It was a mixed reaction from many Nigerians as the Joint Admission and Matriculation Board (JAMB) announced on Tuesday that the apex body has abolished general cut-off marks for admission into tertiary institutions and allowed the institutions freedom to set their individual minimum benchmark for admission.
JAMB took the decision at the board’s 2021 policy meeting which was held virtually and chaired by Adamu Adamu, the minister of education. The Is-haq Oloyede, registrar of JAMB, speaking during the meeting, said some universities such as the University of Maiduguri proposed 150, Usman Dan Fodio University, Sokoto proposed 140, PanAtlantic University proposed 210, University of Lagos 200, Lagos State University 190, Covenant University 190, Bayero University Kano, 180. The meeting approved that for Direct Entry ( DE), the maximum score a candidate can present is 6 and the minimum is 2 or E, as required by law.
Recall JAMB has been conducting entrance examinations and setting the cut-off marks for admission into tertiary institutions in Nigeria for the past 43 years.
Read also: JAMB cancels UTME cut-off marks
Some stakeholders who spoke with BusinessDay expressed their disappointment over the decision of JAMB to abolish general cut off marks and to direct various institutions to set cut off marks as deemed fit.
Oluchi Chukwuma, a teacher, said the action of the board is unacceptable and a pointer to a failed system.
“Sustainable education cannot be possible with this action. JAMB has failed in its responsibility”, she said.
However, Ogundele Boyega believes the change in gear was orchestrated by the corruption in the land.
“Though it used to be the practice in the past but because of corruption that has eaten deep into every corner of the country. I do not think it is good for our educational system”, he stated.
The issue of unified cut off marks he buttressed further has been bringing sanity in our educational system to some extent despite the central cut off the issue of quota system was a big problem, but now that JAMB is coming in with this development, many people who did not write the Unified Tertiary and Matriculation Examination (UTME) will begin to gain admission in some part of the country. This he said is not healthy for Nigeria and the education system.

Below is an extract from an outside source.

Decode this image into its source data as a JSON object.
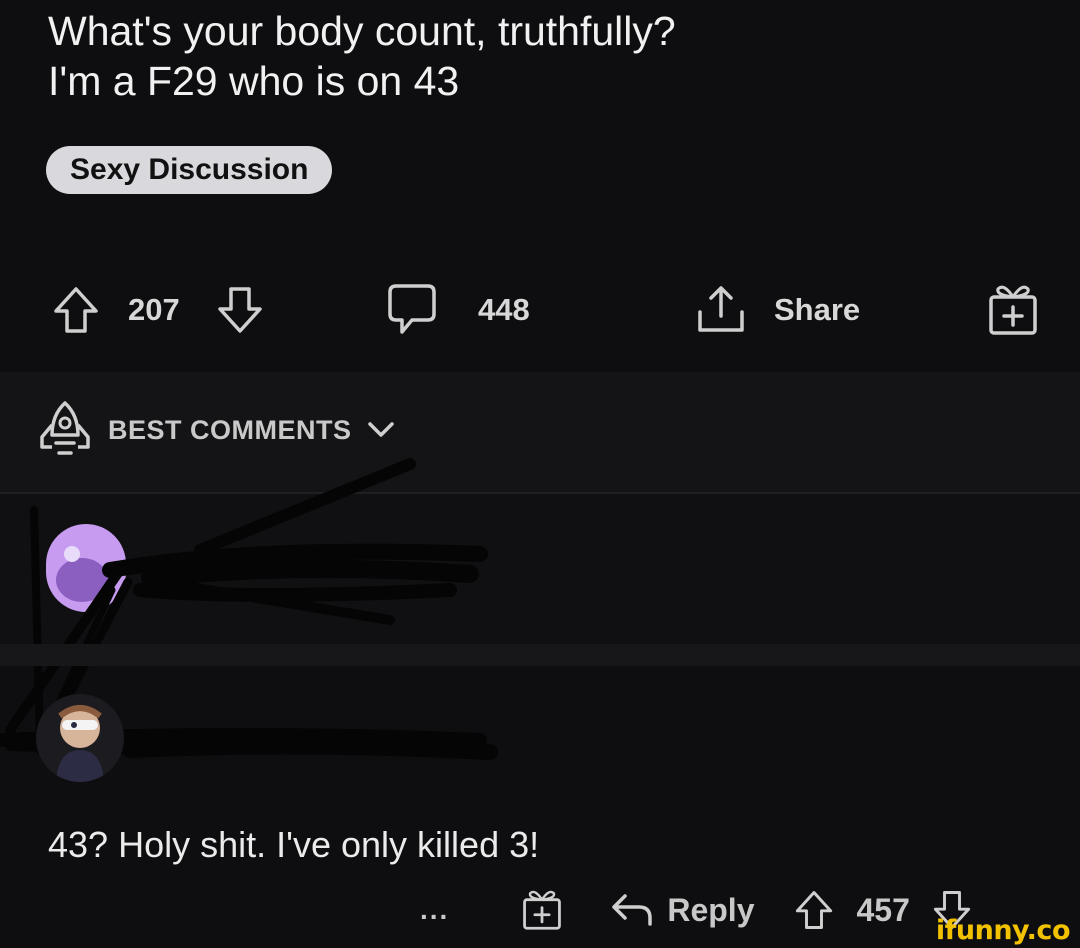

However, taking a look at some countries in the world, such as Canada and Finland, where students are not subjected to writing examinations like UTME but gain admission to the tertiary institutions through their secondary education performance as obtainable in Finland, and a system which allows various institutions to set their criteria for admitting students as in Canada, JAMB is on track.
Bolarinwa Kayode, a social analyst feels the system is not ideally organized. Speaking with BusinessDay on the recent development, he said, “The Nigerian educational system, especially for tertiary education, is bedevilled with too many hurdles which are not a true test of the students’ knowledge.”
He cited the USA where they use the Test of English as a Foreign Language (TOEFL) and Scholastic Aptitude Test (SAT) to admit students into their various tertiary institutions. These examinations are arranged and organized in such a way that students can sit for the exams several periods in a year, while in Nigeria, JAMB is designed on yearly basis.
The cut off marks for both the North and South are different, a unified system of admission is what is needed. Besides, he advocated for the exams to run like the USA system, whereby one can write the exams more than once a year.